= Requirement =
From the entries below, extract every line that includes the word "Mittwoch".

++++

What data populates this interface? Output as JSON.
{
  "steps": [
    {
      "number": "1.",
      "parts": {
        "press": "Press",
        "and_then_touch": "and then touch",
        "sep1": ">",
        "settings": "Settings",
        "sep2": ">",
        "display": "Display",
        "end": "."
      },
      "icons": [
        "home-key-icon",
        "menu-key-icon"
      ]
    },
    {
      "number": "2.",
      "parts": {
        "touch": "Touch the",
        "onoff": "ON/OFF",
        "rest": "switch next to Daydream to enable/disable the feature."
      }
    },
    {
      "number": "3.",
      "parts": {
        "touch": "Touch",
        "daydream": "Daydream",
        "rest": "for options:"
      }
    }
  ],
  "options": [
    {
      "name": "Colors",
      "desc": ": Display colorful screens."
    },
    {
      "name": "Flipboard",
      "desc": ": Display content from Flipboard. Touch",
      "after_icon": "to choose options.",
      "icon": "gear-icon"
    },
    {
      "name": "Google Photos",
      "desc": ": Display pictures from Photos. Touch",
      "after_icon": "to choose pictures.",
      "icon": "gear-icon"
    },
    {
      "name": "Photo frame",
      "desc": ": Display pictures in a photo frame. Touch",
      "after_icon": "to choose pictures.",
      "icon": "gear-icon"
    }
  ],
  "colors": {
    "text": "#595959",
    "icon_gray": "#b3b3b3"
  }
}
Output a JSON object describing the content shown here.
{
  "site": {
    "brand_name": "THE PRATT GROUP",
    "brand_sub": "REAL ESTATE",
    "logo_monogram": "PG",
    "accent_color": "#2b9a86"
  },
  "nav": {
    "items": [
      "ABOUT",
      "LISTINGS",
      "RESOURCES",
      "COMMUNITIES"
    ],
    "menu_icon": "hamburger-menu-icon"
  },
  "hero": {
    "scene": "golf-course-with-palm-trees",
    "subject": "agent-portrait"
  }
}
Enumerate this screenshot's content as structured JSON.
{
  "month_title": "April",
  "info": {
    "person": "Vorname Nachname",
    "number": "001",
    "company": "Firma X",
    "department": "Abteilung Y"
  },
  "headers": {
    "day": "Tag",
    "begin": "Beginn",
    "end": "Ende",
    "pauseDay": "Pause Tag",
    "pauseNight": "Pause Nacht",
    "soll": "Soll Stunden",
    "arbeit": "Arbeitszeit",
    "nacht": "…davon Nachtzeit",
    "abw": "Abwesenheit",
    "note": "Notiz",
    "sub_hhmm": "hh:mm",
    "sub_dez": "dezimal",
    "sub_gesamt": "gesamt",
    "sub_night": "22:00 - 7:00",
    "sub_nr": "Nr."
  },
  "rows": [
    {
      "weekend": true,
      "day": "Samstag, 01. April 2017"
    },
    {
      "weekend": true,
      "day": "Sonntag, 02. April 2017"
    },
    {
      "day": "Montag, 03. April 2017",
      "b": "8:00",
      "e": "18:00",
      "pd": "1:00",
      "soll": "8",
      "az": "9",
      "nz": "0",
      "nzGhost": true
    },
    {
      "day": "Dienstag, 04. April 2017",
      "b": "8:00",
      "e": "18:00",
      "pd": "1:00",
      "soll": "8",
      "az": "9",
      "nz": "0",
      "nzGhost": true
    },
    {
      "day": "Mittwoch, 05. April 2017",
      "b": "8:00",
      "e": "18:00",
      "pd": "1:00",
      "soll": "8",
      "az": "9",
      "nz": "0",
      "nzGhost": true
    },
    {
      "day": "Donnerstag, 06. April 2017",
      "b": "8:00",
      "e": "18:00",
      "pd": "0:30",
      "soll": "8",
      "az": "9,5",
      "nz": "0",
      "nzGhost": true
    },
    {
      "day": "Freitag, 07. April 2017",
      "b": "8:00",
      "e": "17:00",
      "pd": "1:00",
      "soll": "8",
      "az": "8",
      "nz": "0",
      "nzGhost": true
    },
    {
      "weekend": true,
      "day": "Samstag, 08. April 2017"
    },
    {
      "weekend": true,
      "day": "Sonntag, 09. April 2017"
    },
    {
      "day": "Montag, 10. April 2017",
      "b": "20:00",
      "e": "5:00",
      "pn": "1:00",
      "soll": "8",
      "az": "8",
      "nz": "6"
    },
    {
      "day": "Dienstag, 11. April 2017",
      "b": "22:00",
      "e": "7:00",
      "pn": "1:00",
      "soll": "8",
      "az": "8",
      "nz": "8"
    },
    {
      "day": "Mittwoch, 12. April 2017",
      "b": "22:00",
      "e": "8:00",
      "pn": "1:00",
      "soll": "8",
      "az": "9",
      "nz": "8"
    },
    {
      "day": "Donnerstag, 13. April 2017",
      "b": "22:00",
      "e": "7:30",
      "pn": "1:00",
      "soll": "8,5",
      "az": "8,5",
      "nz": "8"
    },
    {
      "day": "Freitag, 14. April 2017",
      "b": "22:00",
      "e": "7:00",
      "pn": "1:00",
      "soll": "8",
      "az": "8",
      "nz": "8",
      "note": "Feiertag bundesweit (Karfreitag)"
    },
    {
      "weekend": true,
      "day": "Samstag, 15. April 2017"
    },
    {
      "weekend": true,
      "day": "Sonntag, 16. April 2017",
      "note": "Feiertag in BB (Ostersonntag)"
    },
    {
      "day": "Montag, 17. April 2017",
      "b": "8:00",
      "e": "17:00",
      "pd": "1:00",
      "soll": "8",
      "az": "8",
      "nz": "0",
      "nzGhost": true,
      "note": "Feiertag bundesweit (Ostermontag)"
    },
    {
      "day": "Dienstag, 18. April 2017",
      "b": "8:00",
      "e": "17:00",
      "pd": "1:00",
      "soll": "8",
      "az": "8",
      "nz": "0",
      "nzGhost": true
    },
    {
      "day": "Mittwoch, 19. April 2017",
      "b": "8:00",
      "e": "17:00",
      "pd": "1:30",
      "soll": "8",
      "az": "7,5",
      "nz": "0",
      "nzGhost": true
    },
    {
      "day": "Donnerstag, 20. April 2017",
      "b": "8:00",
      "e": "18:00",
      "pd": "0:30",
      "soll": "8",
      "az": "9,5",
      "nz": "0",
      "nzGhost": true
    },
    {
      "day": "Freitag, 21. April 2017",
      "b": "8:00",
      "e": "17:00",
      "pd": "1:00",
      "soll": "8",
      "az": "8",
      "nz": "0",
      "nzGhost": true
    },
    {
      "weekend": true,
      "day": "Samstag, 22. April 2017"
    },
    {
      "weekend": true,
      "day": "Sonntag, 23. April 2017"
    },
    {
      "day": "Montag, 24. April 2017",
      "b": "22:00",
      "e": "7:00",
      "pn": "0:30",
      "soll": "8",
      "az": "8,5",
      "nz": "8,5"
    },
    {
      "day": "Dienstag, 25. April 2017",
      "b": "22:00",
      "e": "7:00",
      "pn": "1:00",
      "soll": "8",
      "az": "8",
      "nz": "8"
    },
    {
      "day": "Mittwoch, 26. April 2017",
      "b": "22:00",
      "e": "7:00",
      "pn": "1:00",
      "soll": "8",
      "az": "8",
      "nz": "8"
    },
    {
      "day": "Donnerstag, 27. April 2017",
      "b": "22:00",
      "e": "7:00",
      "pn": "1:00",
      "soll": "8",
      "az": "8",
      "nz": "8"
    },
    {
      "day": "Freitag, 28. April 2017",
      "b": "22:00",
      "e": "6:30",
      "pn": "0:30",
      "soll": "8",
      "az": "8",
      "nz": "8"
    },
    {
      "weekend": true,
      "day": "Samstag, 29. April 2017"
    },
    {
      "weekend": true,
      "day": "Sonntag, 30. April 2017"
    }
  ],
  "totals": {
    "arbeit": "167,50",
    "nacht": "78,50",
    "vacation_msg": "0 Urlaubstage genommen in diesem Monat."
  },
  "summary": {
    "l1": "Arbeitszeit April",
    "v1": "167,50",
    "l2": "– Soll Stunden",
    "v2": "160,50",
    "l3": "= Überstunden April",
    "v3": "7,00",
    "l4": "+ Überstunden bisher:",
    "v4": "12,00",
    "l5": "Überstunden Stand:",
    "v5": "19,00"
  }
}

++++

= Answer box =
      "day": "Mittwoch, 05. April 2017",
      "day": "Mittwoch, 12. April 2017",
      "day": "Mittwoch, 19. April 2017",
      "day": "Mittwoch, 26. April 2017",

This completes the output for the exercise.